Nothing shows that you really are an American, like owning a property. And just over half of all foreign-born households living in the United States own a home of their own.
Try these seven tips for American-style homebuying success if you’re ready to join them. The method here might be very different from what you’re used to.
1. Be able to show who you are,
Before you buy a home, you don’t have to get your citizenship, green card, or any specific form of visa. You do need, however:
Person Identification Number for Taxpayers. That’s a number allocated to foreign nationals by the Internal Revenue Service who need to file income tax returns.
2. Plan on getting a mortgage
That way, to become a homeowner and start building equity, you do not have to save your money for years. Many secure, affordable mortgages are provided by the U.S. home loan industry, including ones that allow Muslims to buy a home without breaching Islamic laws against paying interest.
You need to build credit and gain a good credit score to get a U.S. mortgage. To improve your score:
- Open accounts for U.S. banks and credit cards.
- On your tax returns, show all your taxes. To check your income and decide how much you can afford to borrow to purchase a home, lenders use tax returns.
You can find major banks with global operations that have experience dealing with international borrowers when it is time to apply for a mortgage and appear to have a mechanism for checking credit developed in other countries.
3. Work with a Foreign Property Professional Accredited
Make sure your REALTOR® is a Certified International Property Specialist (CIPS) who has expertise, knowledge and training to support homebuyers born abroad. You can also be helped by an experienced real estate or title lawyer to protect your interests.
Tell your real estate agent how your native country’s home buying process works and ask her to clarify U.S. home-buying customs to recognize any discrepancies. Local variations occur also within the U.S. in how people purchase and sell houses. Knowing how homes are sold here and what to expect from closing expenses, inspections, and the process of negotiation decreases the tension and helps you get a good deal on your first home.
4. Don’t shock yourself with casual attitudes
A byproduct of the relaxed U.S. corporate community is the casual attitude of Americans towards purchasing or selling real estate.
Although real estate contracts must be in writing, the process leading up to the sales contract signing may be more informal and casual than it would be in your home country.
5. Convert Units
Learn to convert from the U.S. standard measurement into metric, or pick up a metric converter app so you can better estimate room and home sizes while shopping.
6. Find Someone Who Can Translate
If you’re not fluent in English or prefer speaking in your native language, choose inspectors, mortgage bankers, and REALTORS® fluent in your own language.
7. Build your home financial plan

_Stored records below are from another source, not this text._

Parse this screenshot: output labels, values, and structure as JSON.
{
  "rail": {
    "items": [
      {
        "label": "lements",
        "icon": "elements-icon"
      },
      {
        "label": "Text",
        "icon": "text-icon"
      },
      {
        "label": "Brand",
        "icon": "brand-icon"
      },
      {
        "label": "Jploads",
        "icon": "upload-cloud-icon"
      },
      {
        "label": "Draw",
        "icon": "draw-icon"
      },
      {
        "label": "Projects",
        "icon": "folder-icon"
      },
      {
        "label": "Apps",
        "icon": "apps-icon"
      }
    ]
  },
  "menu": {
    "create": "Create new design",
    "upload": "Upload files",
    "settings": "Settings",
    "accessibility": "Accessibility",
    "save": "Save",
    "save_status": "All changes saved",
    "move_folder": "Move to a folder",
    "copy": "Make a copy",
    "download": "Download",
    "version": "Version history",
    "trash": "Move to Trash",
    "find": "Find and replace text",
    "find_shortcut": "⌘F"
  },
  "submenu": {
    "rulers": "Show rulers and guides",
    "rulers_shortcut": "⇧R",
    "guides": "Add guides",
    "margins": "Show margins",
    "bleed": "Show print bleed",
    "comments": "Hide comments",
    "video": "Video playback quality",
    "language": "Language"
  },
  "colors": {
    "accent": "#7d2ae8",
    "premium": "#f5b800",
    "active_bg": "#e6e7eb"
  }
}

Take into account all the real-estate related expenses you would have as a landlord, including property taxes, premiums for renters, and maintenance costs. Set up a home financial plan so you know how much cash to set aside for continuing expenses.
In the US, Rent Control

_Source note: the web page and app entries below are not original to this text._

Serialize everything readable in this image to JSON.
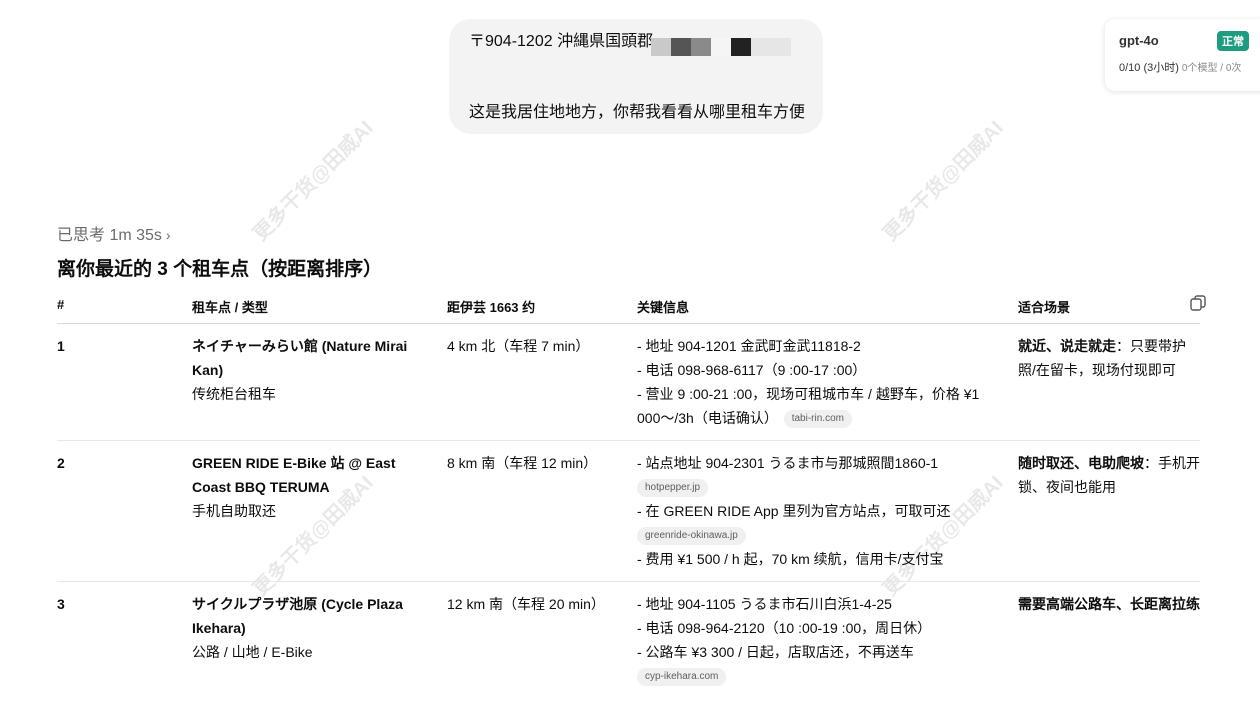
{
  "user_message": {
    "address_line": "〒904-1202 沖縄県国頭郡",
    "message_line": "这是我居住地地方，你帮我看看从哪里租车方便"
  },
  "model_card": {
    "name": "gpt-4o",
    "status": "正常",
    "usage": "0/10 (3小时)",
    "usage_sub": "0个模型 / 0次"
  },
  "thinking": {
    "label": "已思考 1m 35s"
  },
  "section_title": "离你最近的 3 个租车点（按距离排序）",
  "table": {
    "headers": {
      "num": "#",
      "name": "租车点 / 类型",
      "distance": "距伊芸 1663 约",
      "info": "关键信息",
      "fit": "适合场景"
    },
    "rows": [
      {
        "num": "1",
        "name": "ネイチャーみらい館 (Nature Mirai Kan)",
        "type": "传统柜台租车",
        "distance": "4 km 北（车程 7 min）",
        "info": [
          {
            "text": "- 地址 904-1201 金武町金武11818-2",
            "source": ""
          },
          {
            "text": "- 电话 098-968-6117（9 :00-17 :00）",
            "source": ""
          },
          {
            "text": "- 营业 9 :00-21 :00，现场可租城市车 / 越野车，价格 ¥1 000～/3h（电话确认）",
            "source": "tabi-rin.com"
          }
        ],
        "fit_bold": "就近、说走就走",
        "fit_rest": "：只要带护照/在留卡，现场付现即可"
      },
      {
        "num": "2",
        "name": "GREEN RIDE E-Bike 站 @ East Coast BBQ TERUMA",
        "type": "手机自助取还",
        "distance": "8 km 南（车程 12 min）",
        "info": [
          {
            "text": "- 站点地址 904-2301 うるま市与那城照間1860-1",
            "source": "hotpepper.jp"
          },
          {
            "text": "- 在 GREEN RIDE App 里列为官方站点，可取可还",
            "source": "greenride-okinawa.jp"
          },
          {
            "text": "- 费用 ¥1 500 / h 起，70 km 续航，信用卡/支付宝",
            "source": ""
          }
        ],
        "fit_bold": "随时取还、电助爬坡",
        "fit_rest": "：手机开锁、夜间也能用"
      },
      {
        "num": "3",
        "name": "サイクルプラザ池原 (Cycle Plaza Ikehara)",
        "type": "公路 / 山地 / E-Bike",
        "distance": "12 km 南（车程 20 min）",
        "info": [
          {
            "text": "- 地址 904-1105 うるま市石川白浜1-4-25",
            "source": ""
          },
          {
            "text": "- 电话 098-964-2120（10 :00-19 :00，周日休）",
            "source": ""
          },
          {
            "text": "- 公路车 ¥3 300 / 日起，店取店还，不再送车",
            "source": "cyp-ikehara.com"
          }
        ],
        "fit_bold": "需要高端公路车、长距离拉练",
        "fit_rest": ""
      }
    ]
  },
  "watermark": "更多干货@田威AI",
  "colors": {
    "badge_green": "#1f9b7f",
    "bubble_bg": "#f3f3f3"
  }
}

Rent regulation serves as a price cap for leases. When the occupant wants to extend the lease, it sets a cap on how much the landlord will raise the rental price. It operates in four US states (California, New York, New Jersey, and Maryland) and in the District of Columbia. Nine other states allow rent control, but they have not opted to enforce it in any of their cities or districts.
Renting as a foreigner in the US
The key difference between renting as a local and a foreigner in the US is that you will need to have more paperwork as an ex-pat to show your financial stability.
Your landlord will not be able to rely on them when weighing your ability to pay rent, since you will not have US credit records the first time you arrive in the US. That is why you should be prepared to show your foreign credit score and work paperwork and pay a higher security deposit in certain situations (anywhere from two to twelve months rent).
Phase and Laws of US Rental
By looking into your options online, start your rental process. Study the area in which you want to stay and see what kind of housing is available.
The accommodation would be furnished in most situations, whether you want a studio apartment in a high-rise in the center of a metropolis or a house in the suburbs. It might be tricky to locate unfurnished homes, but if you are searching for an unfurnished home, you will have better luck.
Working with a reputable provider or real estate agent for relocation services would make the rental process smoother and help you prevent rental scams. You can rely on many online resources, social media, or local newspaper classifieds to find a place you want if you keep searching for an apartment on your own.
You will have to fill out a rental application after you find a spot that fits your needs. The landlord generally brings this paper together. It asks you to include your contact details as well as your job records and previous tenancies.
You will sign your rental agreement after your landlord accepts your application.
Lease or Rental Agreement?
Make sure you know what form of tenancy contract you prefer when searching for a spot.
When it comes to rentals, leasing is typically the most popular choice. This document shall last for a specified period of time (six months, a year, or longer) and shall be extended at the end of the period of leasing. The owner is not permitted to make any adjustments to the agreement (e.g., raise the rental price) for the term of the contract until all parties agree with them.
Rental arrangements are more attractive to tenants interested in rentals of the short-term, month-to-month type. Usually, these contracts last a month or 30 days and are automatically extended unless a written notice of termination is issued.